Problem details:
Every line of the entries with the word "success" in it should be shown.

• • • • •

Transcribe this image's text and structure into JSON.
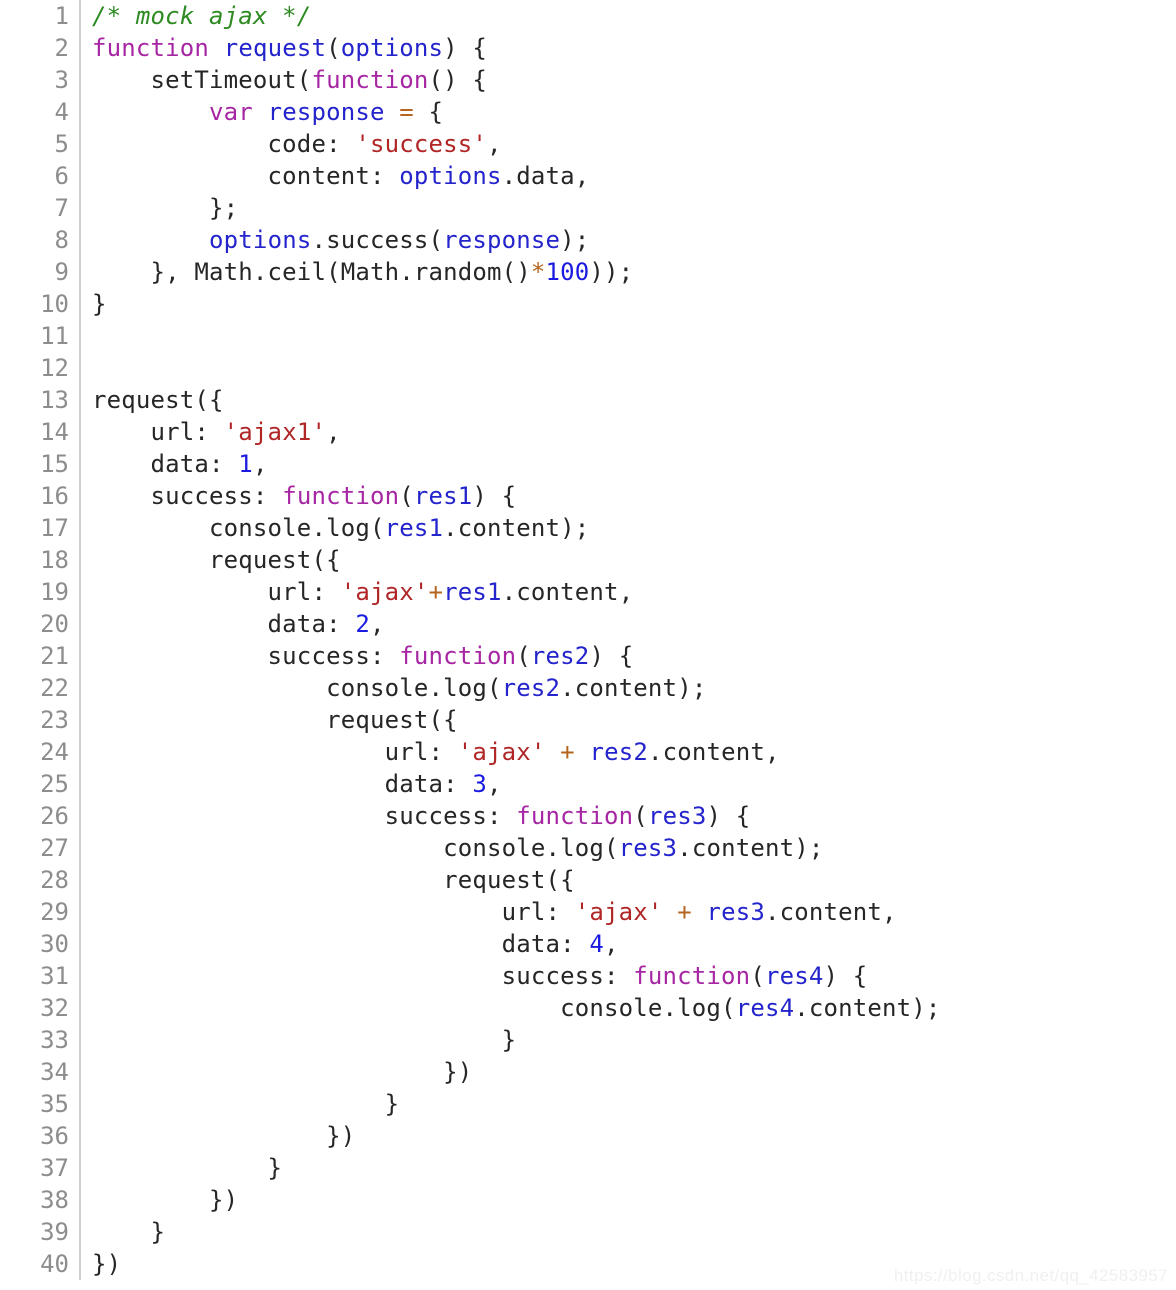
{
  "editor": {
    "language": "javascript",
    "first_line_number": 1,
    "last_line_number": 40,
    "total_lines": 40,
    "gutter_color": "#8d8d8d",
    "gutter_divider_color": "#cfcfcf",
    "background_color": "#ffffff",
    "default_text_color": "#262626"
  },
  "theme_colors": {
    "comment": "#2e8b22",
    "keyword": "#a626a4",
    "identifier": "#2424cc",
    "string": "#b02626",
    "number": "#1a1ae0",
    "operator": "#b5651d",
    "plain": "#262626"
  },
  "watermark": {
    "text": "https://blog.csdn.net/qq_42583957",
    "color": "#f0f0f0"
  },
  "lines": [
    {
      "n": "1",
      "tokens": [
        {
          "t": "comment",
          "s": "/* mock ajax */"
        }
      ]
    },
    {
      "n": "2",
      "tokens": [
        {
          "t": "keyword",
          "s": "function"
        },
        {
          "t": "plain",
          "s": " "
        },
        {
          "t": "ident",
          "s": "request"
        },
        {
          "t": "plain",
          "s": "("
        },
        {
          "t": "ident",
          "s": "options"
        },
        {
          "t": "plain",
          "s": ") {"
        }
      ]
    },
    {
      "n": "3",
      "tokens": [
        {
          "t": "plain",
          "s": "    setTimeout("
        },
        {
          "t": "keyword",
          "s": "function"
        },
        {
          "t": "plain",
          "s": "() {"
        }
      ]
    },
    {
      "n": "4",
      "tokens": [
        {
          "t": "plain",
          "s": "        "
        },
        {
          "t": "keyword",
          "s": "var"
        },
        {
          "t": "plain",
          "s": " "
        },
        {
          "t": "ident",
          "s": "response"
        },
        {
          "t": "plain",
          "s": " "
        },
        {
          "t": "operator",
          "s": "="
        },
        {
          "t": "plain",
          "s": " {"
        }
      ]
    },
    {
      "n": "5",
      "tokens": [
        {
          "t": "plain",
          "s": "            code: "
        },
        {
          "t": "string",
          "s": "'success'"
        },
        {
          "t": "plain",
          "s": ","
        }
      ]
    },
    {
      "n": "6",
      "tokens": [
        {
          "t": "plain",
          "s": "            content: "
        },
        {
          "t": "ident",
          "s": "options"
        },
        {
          "t": "plain",
          "s": ".data,"
        }
      ]
    },
    {
      "n": "7",
      "tokens": [
        {
          "t": "plain",
          "s": "        };"
        }
      ]
    },
    {
      "n": "8",
      "tokens": [
        {
          "t": "plain",
          "s": "        "
        },
        {
          "t": "ident",
          "s": "options"
        },
        {
          "t": "plain",
          "s": ".success("
        },
        {
          "t": "ident",
          "s": "response"
        },
        {
          "t": "plain",
          "s": ");"
        }
      ]
    },
    {
      "n": "9",
      "tokens": [
        {
          "t": "plain",
          "s": "    }, Math.ceil(Math.random()"
        },
        {
          "t": "operator",
          "s": "*"
        },
        {
          "t": "number",
          "s": "100"
        },
        {
          "t": "plain",
          "s": "));"
        }
      ]
    },
    {
      "n": "10",
      "tokens": [
        {
          "t": "plain",
          "s": "}"
        }
      ]
    },
    {
      "n": "11",
      "tokens": [
        {
          "t": "plain",
          "s": ""
        }
      ]
    },
    {
      "n": "12",
      "tokens": [
        {
          "t": "plain",
          "s": ""
        }
      ]
    },
    {
      "n": "13",
      "tokens": [
        {
          "t": "plain",
          "s": "request({"
        }
      ]
    },
    {
      "n": "14",
      "tokens": [
        {
          "t": "plain",
          "s": "    url: "
        },
        {
          "t": "string",
          "s": "'ajax1'"
        },
        {
          "t": "plain",
          "s": ","
        }
      ]
    },
    {
      "n": "15",
      "tokens": [
        {
          "t": "plain",
          "s": "    data: "
        },
        {
          "t": "number",
          "s": "1"
        },
        {
          "t": "plain",
          "s": ","
        }
      ]
    },
    {
      "n": "16",
      "tokens": [
        {
          "t": "plain",
          "s": "    success: "
        },
        {
          "t": "keyword",
          "s": "function"
        },
        {
          "t": "plain",
          "s": "("
        },
        {
          "t": "ident",
          "s": "res1"
        },
        {
          "t": "plain",
          "s": ") {"
        }
      ]
    },
    {
      "n": "17",
      "tokens": [
        {
          "t": "plain",
          "s": "        console.log("
        },
        {
          "t": "ident",
          "s": "res1"
        },
        {
          "t": "plain",
          "s": ".content);"
        }
      ]
    },
    {
      "n": "18",
      "tokens": [
        {
          "t": "plain",
          "s": "        request({"
        }
      ]
    },
    {
      "n": "19",
      "tokens": [
        {
          "t": "plain",
          "s": "            url: "
        },
        {
          "t": "string",
          "s": "'ajax'"
        },
        {
          "t": "operator",
          "s": "+"
        },
        {
          "t": "ident",
          "s": "res1"
        },
        {
          "t": "plain",
          "s": ".content,"
        }
      ]
    },
    {
      "n": "20",
      "tokens": [
        {
          "t": "plain",
          "s": "            data: "
        },
        {
          "t": "number",
          "s": "2"
        },
        {
          "t": "plain",
          "s": ","
        }
      ]
    },
    {
      "n": "21",
      "tokens": [
        {
          "t": "plain",
          "s": "            success: "
        },
        {
          "t": "keyword",
          "s": "function"
        },
        {
          "t": "plain",
          "s": "("
        },
        {
          "t": "ident",
          "s": "res2"
        },
        {
          "t": "plain",
          "s": ") {"
        }
      ]
    },
    {
      "n": "22",
      "tokens": [
        {
          "t": "plain",
          "s": "                console.log("
        },
        {
          "t": "ident",
          "s": "res2"
        },
        {
          "t": "plain",
          "s": ".content);"
        }
      ]
    },
    {
      "n": "23",
      "tokens": [
        {
          "t": "plain",
          "s": "                request({"
        }
      ]
    },
    {
      "n": "24",
      "tokens": [
        {
          "t": "plain",
          "s": "                    url: "
        },
        {
          "t": "string",
          "s": "'ajax'"
        },
        {
          "t": "plain",
          "s": " "
        },
        {
          "t": "operator",
          "s": "+"
        },
        {
          "t": "plain",
          "s": " "
        },
        {
          "t": "ident",
          "s": "res2"
        },
        {
          "t": "plain",
          "s": ".content,"
        }
      ]
    },
    {
      "n": "25",
      "tokens": [
        {
          "t": "plain",
          "s": "                    data: "
        },
        {
          "t": "number",
          "s": "3"
        },
        {
          "t": "plain",
          "s": ","
        }
      ]
    },
    {
      "n": "26",
      "tokens": [
        {
          "t": "plain",
          "s": "                    success: "
        },
        {
          "t": "keyword",
          "s": "function"
        },
        {
          "t": "plain",
          "s": "("
        },
        {
          "t": "ident",
          "s": "res3"
        },
        {
          "t": "plain",
          "s": ") {"
        }
      ]
    },
    {
      "n": "27",
      "tokens": [
        {
          "t": "plain",
          "s": "                        console.log("
        },
        {
          "t": "ident",
          "s": "res3"
        },
        {
          "t": "plain",
          "s": ".content);"
        }
      ]
    },
    {
      "n": "28",
      "tokens": [
        {
          "t": "plain",
          "s": "                        request({"
        }
      ]
    },
    {
      "n": "29",
      "tokens": [
        {
          "t": "plain",
          "s": "                            url: "
        },
        {
          "t": "string",
          "s": "'ajax'"
        },
        {
          "t": "plain",
          "s": " "
        },
        {
          "t": "operator",
          "s": "+"
        },
        {
          "t": "plain",
          "s": " "
        },
        {
          "t": "ident",
          "s": "res3"
        },
        {
          "t": "plain",
          "s": ".content,"
        }
      ]
    },
    {
      "n": "30",
      "tokens": [
        {
          "t": "plain",
          "s": "                            data: "
        },
        {
          "t": "number",
          "s": "4"
        },
        {
          "t": "plain",
          "s": ","
        }
      ]
    },
    {
      "n": "31",
      "tokens": [
        {
          "t": "plain",
          "s": "                            success: "
        },
        {
          "t": "keyword",
          "s": "function"
        },
        {
          "t": "plain",
          "s": "("
        },
        {
          "t": "ident",
          "s": "res4"
        },
        {
          "t": "plain",
          "s": ") {"
        }
      ]
    },
    {
      "n": "32",
      "tokens": [
        {
          "t": "plain",
          "s": "                                console.log("
        },
        {
          "t": "ident",
          "s": "res4"
        },
        {
          "t": "plain",
          "s": ".content);"
        }
      ]
    },
    {
      "n": "33",
      "tokens": [
        {
          "t": "plain",
          "s": "                            }"
        }
      ]
    },
    {
      "n": "34",
      "tokens": [
        {
          "t": "plain",
          "s": "                        })"
        }
      ]
    },
    {
      "n": "35",
      "tokens": [
        {
          "t": "plain",
          "s": "                    }"
        }
      ]
    },
    {
      "n": "36",
      "tokens": [
        {
          "t": "plain",
          "s": "                })"
        }
      ]
    },
    {
      "n": "37",
      "tokens": [
        {
          "t": "plain",
          "s": "            }"
        }
      ]
    },
    {
      "n": "38",
      "tokens": [
        {
          "t": "plain",
          "s": "        })"
        }
      ]
    },
    {
      "n": "39",
      "tokens": [
        {
          "t": "plain",
          "s": "    }"
        }
      ]
    },
    {
      "n": "40",
      "tokens": [
        {
          "t": "plain",
          "s": "})"
        }
      ]
    }
  ]
}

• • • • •

Result of the exercise:
          "s": "'success'"
          "s": ".success("
          "s": "    success: "
          "s": "            success: "
          "s": "                    success: "
          "s": "                            success: "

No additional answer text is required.